Much has happened, certainly, with highlights for me including the spectacular Arts & Humanities Festival in October; the King’s Awards last month, at which Dr Carool Kersten, Senior Lecturer in Theology & Religious Studies, was named King’s Media Personality of the Year; a dinner earlier this week for this year’s Desmond Tutu Scholars, fourteen of whom are in Arts & Humanities, during which Baroness Nicholson of Winterbourne gave a moving and inspiring speech; and the news just in that four of this year’s 33 Leverhulme Major Research Fellowships in the Humanities and Social Sciences have been awarded to colleagues in our Faculty. With such wonderful things going on in education and research, we shouldn’t have been surprised earlier this term to see ourselves rising in this year’s Times Higher Education subject rankings from 23rd in the world to 15th and from 5th to 4th in the UK. We have much to celebrate and to be proud of.

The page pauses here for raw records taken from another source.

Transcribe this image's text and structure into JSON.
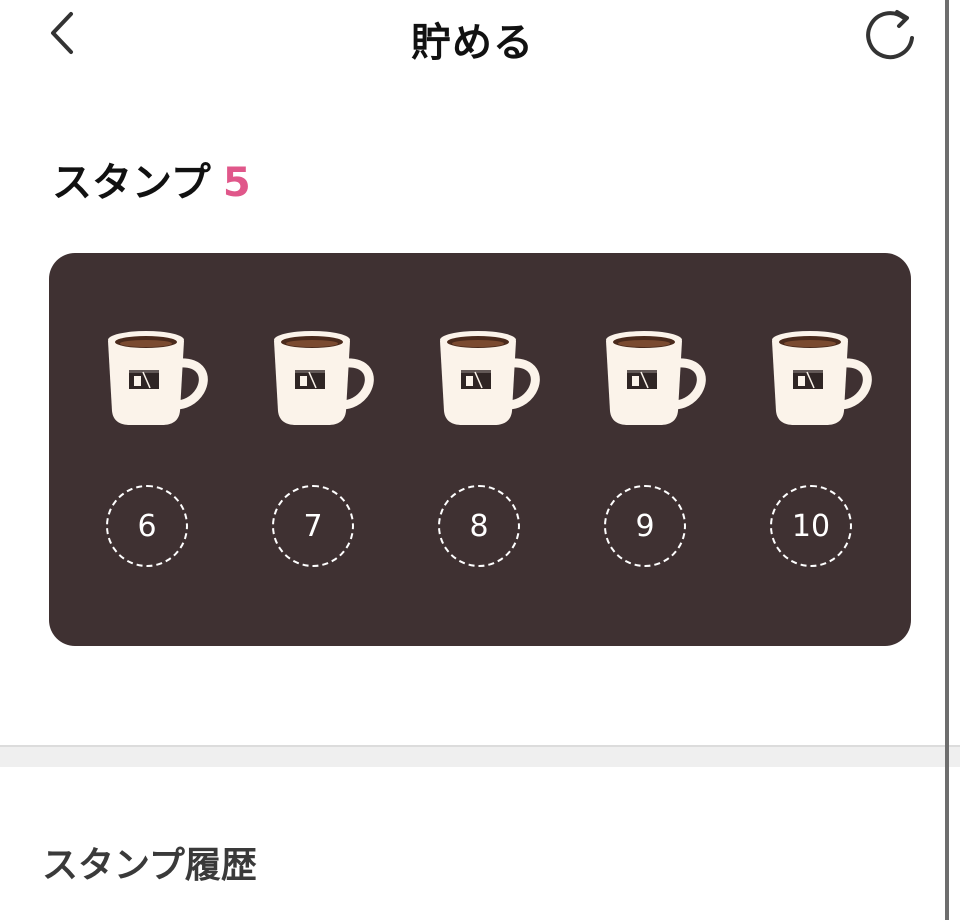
{
  "header": {
    "title": "貯める",
    "back_icon": "chevron-left-icon",
    "refresh_icon": "refresh-icon"
  },
  "stamps": {
    "label": "スタンプ",
    "count": "5",
    "count_color": "#e0578a",
    "card_color": "#3f3132",
    "collected": [
      {
        "icon": "coffee-cup-icon"
      },
      {
        "icon": "coffee-cup-icon"
      },
      {
        "icon": "coffee-cup-icon"
      },
      {
        "icon": "coffee-cup-icon"
      },
      {
        "icon": "coffee-cup-icon"
      }
    ],
    "empty_slots": [
      "6",
      "7",
      "8",
      "9",
      "10"
    ]
  },
  "history": {
    "title": "スタンプ履歴"
  }
}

It has also been a difficult term, though, with a significant number of our students and staff having been affected by the atrocities in Paris last month. I’m grateful to all those, including members of the French Society, who rallied around and offered moral and practical support where they could. To break the copycat cycle of conflict and violence that seems inevitably to follow such events – a kind of ‘mimetic desire’, diagnosed in such devastating detail by the philosopher and literary critic René Girard, who died just days before the attacks in Paris and who would have been 92 on Christmas Day – I’m in no doubt that we need the Humanities now more than ever.
A Faculty such as ours has a key part to play in confronting inhumanity with humanity, in confronting the ideology of hatred and ignorance with the love and pursuit of knowledge: if studying Philosophy helps us to think better about ethical questions, if learning another language helps us to appreciate more acutely the similarities and differences between cultures, and if studying History helps us to understand better the past and to approach the future more thoughtfully, then in all these ways – and in many more besides – we as a scholarly community can dare to embody defiant, life-changing hope.